Israelis traveling to the U.S. can't find their country on official website

This website on U.S. visa information,, lists every country by name except Israel. Credit: Screenshot from website.

The seemingly official U.S. visa website for foreigners seeking to travel or immigrate to the United States appears to be normal at first glance. But the inconsistent graphics used on one particular webpage will catch your eye.

When the user clicks on either the temporary or permanent visa webpage for visa information and appointment services, a page opens with a list of various countries, all of which are listed by name— except for Israel. In Israel's case, only Jerusalem and Tel Aviv listed.

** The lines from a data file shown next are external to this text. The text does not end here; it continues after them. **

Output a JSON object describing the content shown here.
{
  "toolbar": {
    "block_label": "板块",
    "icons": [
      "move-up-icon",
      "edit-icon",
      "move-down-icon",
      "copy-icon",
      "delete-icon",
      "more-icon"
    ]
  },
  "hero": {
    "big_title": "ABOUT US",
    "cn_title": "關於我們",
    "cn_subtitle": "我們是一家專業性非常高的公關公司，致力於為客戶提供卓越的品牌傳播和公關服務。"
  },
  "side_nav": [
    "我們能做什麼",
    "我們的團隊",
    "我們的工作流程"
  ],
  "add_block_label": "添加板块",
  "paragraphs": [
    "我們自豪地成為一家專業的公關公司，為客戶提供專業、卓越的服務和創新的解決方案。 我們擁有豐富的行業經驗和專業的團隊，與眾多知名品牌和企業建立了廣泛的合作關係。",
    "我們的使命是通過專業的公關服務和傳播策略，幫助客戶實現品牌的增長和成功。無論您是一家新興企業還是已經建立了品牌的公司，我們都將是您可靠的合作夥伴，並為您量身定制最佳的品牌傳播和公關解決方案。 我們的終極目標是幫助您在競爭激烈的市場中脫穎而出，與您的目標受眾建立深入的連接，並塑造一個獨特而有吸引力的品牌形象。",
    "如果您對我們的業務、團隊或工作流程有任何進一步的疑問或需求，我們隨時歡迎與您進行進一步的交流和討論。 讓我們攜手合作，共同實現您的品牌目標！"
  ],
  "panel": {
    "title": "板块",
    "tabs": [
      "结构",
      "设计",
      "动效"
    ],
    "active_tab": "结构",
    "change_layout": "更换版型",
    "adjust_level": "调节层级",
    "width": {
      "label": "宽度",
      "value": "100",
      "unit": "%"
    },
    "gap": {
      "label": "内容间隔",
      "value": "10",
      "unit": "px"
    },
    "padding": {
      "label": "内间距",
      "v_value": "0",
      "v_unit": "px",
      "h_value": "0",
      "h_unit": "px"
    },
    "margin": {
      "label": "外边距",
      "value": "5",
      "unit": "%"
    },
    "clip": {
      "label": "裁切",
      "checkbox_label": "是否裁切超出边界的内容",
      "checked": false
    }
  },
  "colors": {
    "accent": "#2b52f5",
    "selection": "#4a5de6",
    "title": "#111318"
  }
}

The U.S. does not recognize Jerusalem as the capital of Israel, as made famous by the 2015 Supreme Court ruling striking down a law that enabled Americans born in Jerusalem to list “born in Israel” on their passports. But why is Tel Aviv—the current location of the U.S. embassy—not associated with its country?

An spokesperson from the U.S. State Department told that the website is clearly not a government Internet domain, and that "the U.S. Department of State, Bureau of Consular Affairs, outsources many of our non-governmental visa processing services, including general information, appointment scheduling, fee collection, and document delivery services."

However, the pro-Israel blog Elder of Ziyon—which first noticed this discrepancy—reported that a number of U.S. embassy websites point to this site as the official page relating information on U.S. visas, such as this Chilean embassy, which calls the website "the ONLY authorized website for the payment of visa fees."

Clicking on either Jerusalem or Tel Aviv on the website, the user is taken to a page that is again labeled only by the names of the cities rather than Israel. Credit: Screenshot from

The State Department spokesperson also said that the graphics on the website are "not designed to represent U.S. policy toward any individual country or population, rather they are provided to visually guide customers toward relevant visa information. U.S. Embassy and U.S. Consulate websites, in particular— and—provide a wealth of information about the U.S.–Israel bilateral relationship and our representation to Jerusalem, Gaza, and the West Bank.”

The spokesperson also confirmed to that the website is “run by a private company on behalf of the U.S. Government to provide these services.”

The original outsourced company, the Computer Sciences Corporation (CSC), told that the management of the website has been transferred to the "CSRA, which is the spin-off of CSC'S US federal government business late last year."

But CSC's spokesperson also said that the company is "referring all inquiries on this topic to the US Department of State," which adds fuel to the fire that the site is, at the very least, closely associated with the State Department.

Shannon Booker, External Relations Principal for CSRA, echoed this suggestion.

“We operate this website under a contract with the Department of State and therefore we must refer you to our customer regarding this inquiry,” she said.

Posted on March 21, 2016 .